His early sculpture Self (1991), a cast of the artist’s head made from eight pints of his own frozen blood, got the public talking as a bold re-imagining of the traditional self-portrait. In 2005, Quinn’s sculpture of the heavily pregnant and disabled Alison Lapper was exhibited on the Fourth Plinth at London’s Trafalgar Square to resounding critical acclaim. And of course there's that Marc Quinn Kate Moss sculpture of the iconic supermodel contorted into a modern version of the mythical Sphinx.
White Cube Bermondsey exhibition

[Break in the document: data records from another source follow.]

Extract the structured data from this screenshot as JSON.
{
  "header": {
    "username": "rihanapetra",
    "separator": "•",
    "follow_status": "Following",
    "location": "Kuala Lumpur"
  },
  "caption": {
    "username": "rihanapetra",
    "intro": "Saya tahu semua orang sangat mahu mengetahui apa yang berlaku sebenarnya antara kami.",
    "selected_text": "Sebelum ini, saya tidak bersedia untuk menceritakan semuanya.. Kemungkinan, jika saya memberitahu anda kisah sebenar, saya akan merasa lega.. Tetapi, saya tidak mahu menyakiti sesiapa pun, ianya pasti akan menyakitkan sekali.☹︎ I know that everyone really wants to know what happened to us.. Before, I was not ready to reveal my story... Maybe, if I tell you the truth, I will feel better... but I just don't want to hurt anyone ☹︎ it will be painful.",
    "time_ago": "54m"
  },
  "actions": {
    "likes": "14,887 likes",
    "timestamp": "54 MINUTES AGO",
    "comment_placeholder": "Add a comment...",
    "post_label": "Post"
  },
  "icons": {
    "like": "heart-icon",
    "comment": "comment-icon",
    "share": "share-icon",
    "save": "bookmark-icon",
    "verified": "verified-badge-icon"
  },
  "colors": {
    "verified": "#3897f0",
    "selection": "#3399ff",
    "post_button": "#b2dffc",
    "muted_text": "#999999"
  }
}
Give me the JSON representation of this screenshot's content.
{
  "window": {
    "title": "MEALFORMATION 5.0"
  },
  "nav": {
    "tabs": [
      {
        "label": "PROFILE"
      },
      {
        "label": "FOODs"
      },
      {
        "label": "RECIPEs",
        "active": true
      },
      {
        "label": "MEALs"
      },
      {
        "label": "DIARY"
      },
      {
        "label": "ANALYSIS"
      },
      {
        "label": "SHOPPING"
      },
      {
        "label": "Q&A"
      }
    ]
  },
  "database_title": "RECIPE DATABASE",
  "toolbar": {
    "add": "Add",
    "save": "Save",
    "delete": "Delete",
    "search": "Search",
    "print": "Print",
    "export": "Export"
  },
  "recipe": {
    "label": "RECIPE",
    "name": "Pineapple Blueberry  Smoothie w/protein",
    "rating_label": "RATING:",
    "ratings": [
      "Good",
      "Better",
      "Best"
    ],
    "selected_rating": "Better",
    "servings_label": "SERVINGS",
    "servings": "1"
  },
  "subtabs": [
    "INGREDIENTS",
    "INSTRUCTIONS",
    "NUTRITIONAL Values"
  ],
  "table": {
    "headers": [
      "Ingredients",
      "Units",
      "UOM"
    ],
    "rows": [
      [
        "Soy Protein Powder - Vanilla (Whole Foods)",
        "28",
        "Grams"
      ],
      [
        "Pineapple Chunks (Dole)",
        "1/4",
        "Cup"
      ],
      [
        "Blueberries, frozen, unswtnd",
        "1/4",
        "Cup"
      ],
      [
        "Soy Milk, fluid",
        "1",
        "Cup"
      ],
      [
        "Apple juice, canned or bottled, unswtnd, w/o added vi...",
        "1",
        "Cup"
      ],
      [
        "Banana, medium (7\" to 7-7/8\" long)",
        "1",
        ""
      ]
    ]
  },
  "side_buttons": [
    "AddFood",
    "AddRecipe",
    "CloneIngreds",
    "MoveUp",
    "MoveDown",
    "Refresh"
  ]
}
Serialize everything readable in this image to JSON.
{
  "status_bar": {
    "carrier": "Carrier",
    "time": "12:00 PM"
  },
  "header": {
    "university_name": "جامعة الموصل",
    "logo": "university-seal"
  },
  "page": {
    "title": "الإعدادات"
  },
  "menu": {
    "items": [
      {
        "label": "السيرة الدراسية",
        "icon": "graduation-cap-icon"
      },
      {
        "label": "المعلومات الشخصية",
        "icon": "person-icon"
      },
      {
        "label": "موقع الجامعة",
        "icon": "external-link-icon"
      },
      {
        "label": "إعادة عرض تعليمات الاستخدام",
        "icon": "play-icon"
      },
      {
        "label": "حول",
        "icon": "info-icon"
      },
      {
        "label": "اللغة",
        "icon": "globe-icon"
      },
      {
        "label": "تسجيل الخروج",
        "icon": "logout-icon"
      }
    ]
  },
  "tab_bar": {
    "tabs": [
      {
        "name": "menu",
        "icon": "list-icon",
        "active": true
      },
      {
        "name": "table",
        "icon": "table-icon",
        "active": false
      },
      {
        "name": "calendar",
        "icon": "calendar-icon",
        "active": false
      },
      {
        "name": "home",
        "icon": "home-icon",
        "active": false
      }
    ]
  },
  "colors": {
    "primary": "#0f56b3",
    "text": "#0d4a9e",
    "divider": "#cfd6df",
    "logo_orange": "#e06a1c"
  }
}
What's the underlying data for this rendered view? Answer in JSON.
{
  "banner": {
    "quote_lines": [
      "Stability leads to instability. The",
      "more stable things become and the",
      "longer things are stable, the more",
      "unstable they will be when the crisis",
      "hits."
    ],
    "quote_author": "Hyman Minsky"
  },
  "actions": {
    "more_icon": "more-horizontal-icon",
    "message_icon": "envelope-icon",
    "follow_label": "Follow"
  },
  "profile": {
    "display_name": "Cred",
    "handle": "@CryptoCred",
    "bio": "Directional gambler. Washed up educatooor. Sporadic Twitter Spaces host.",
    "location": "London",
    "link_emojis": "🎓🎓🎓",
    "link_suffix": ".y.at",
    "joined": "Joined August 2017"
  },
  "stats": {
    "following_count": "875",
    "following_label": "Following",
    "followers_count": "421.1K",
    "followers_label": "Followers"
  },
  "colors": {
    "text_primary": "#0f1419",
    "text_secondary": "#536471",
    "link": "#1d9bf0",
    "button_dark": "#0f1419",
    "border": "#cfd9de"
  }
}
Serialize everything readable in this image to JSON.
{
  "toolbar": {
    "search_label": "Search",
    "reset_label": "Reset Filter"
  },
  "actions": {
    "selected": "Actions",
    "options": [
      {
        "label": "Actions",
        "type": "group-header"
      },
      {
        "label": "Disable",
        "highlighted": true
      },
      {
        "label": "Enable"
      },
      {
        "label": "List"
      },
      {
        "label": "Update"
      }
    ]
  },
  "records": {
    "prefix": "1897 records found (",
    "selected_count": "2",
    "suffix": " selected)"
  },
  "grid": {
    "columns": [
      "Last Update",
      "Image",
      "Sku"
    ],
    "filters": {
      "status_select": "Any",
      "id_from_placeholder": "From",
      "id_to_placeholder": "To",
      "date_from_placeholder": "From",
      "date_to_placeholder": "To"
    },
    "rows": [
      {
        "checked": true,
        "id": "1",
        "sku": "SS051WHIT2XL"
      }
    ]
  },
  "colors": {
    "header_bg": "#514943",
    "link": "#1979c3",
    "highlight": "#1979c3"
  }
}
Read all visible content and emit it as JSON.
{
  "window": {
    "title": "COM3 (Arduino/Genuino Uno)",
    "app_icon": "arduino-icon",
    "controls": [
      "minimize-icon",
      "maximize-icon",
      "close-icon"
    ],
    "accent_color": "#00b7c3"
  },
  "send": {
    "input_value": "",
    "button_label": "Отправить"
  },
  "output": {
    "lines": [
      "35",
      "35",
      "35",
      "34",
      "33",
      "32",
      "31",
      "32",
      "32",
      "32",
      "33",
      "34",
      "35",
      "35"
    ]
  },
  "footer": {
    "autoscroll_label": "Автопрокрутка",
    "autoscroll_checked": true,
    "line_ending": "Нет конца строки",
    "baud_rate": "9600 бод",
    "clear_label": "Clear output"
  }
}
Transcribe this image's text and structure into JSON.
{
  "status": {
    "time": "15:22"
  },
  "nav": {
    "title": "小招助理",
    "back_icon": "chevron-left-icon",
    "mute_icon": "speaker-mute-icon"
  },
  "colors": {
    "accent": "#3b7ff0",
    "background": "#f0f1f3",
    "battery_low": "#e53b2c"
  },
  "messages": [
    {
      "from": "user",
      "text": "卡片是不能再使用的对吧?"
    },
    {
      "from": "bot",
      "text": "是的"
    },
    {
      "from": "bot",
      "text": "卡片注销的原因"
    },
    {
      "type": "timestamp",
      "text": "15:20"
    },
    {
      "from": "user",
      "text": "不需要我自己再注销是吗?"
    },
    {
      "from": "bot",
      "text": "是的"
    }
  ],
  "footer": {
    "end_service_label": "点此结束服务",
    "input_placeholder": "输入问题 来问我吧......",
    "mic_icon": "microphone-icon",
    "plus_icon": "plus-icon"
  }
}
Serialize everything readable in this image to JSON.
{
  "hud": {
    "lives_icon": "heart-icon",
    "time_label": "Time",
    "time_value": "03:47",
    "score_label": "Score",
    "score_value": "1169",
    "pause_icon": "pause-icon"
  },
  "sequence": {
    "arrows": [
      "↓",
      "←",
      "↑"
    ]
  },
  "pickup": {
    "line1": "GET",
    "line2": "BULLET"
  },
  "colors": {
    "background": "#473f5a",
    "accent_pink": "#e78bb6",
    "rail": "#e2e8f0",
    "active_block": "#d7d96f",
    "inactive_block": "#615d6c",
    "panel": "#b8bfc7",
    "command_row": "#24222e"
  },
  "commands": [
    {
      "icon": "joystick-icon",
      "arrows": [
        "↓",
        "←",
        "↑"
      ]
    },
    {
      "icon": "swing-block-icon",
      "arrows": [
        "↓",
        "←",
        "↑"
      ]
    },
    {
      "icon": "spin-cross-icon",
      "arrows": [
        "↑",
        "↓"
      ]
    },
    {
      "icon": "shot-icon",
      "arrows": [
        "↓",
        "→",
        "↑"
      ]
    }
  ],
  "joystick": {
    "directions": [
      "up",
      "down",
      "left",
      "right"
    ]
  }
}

Quinn’s solo exhibition at White Cube is the product of two years detailed research into humanity’s distanced and complex relationship with nature. It includes two new bodies of work: the first series, 'The Toxic Sublime', comprises distorted three-dimensional seascapes that blur the boundaries between painting and sculpture. Each piece began with the same photograph of an orange-tinted sunrise, which was then transferred onto canvas and then aluminium in a process of extensive alterations and distortions. The results are some fascinating hybrid fragments: a pictorial remnant of artificial erosion.
The second series, ‘Frozen Waves’, comprises sculptures – one seven metres long – in the form of minimal arcs in stainless steel and white concrete. Their shapes look like conch shells, eroded by the rhythmic action of the crashing waves. In the moment before they disappear and become sand, all conch shells end up in a similar shape: an arch that looks like a wave, like an unwitting imprint left behind by nature. Quinn’s work is a compelling reminder that no matter how much humans interfere with the planet, the forces that shape nature are more powerful – and more enduring – than we are.
A palpable force in British contemporary art, Marc Quinn's White Cube exhibition is the most compelling show on our calendar this summer.
|What||Marc Quinn: The Toxic Sublime, White Cube|
|Where||White Cube Bermondsey, 144-152 Bermondsey Street , London, SE1 3TQ | MAP|
|Nearest tube||London Bridge (underground)|
15 Jul 15 – 13 Sep 15, Tuesday - Saturday 10am - 6pm Sunday 12pm - 6pm
|Website||Click here for more details|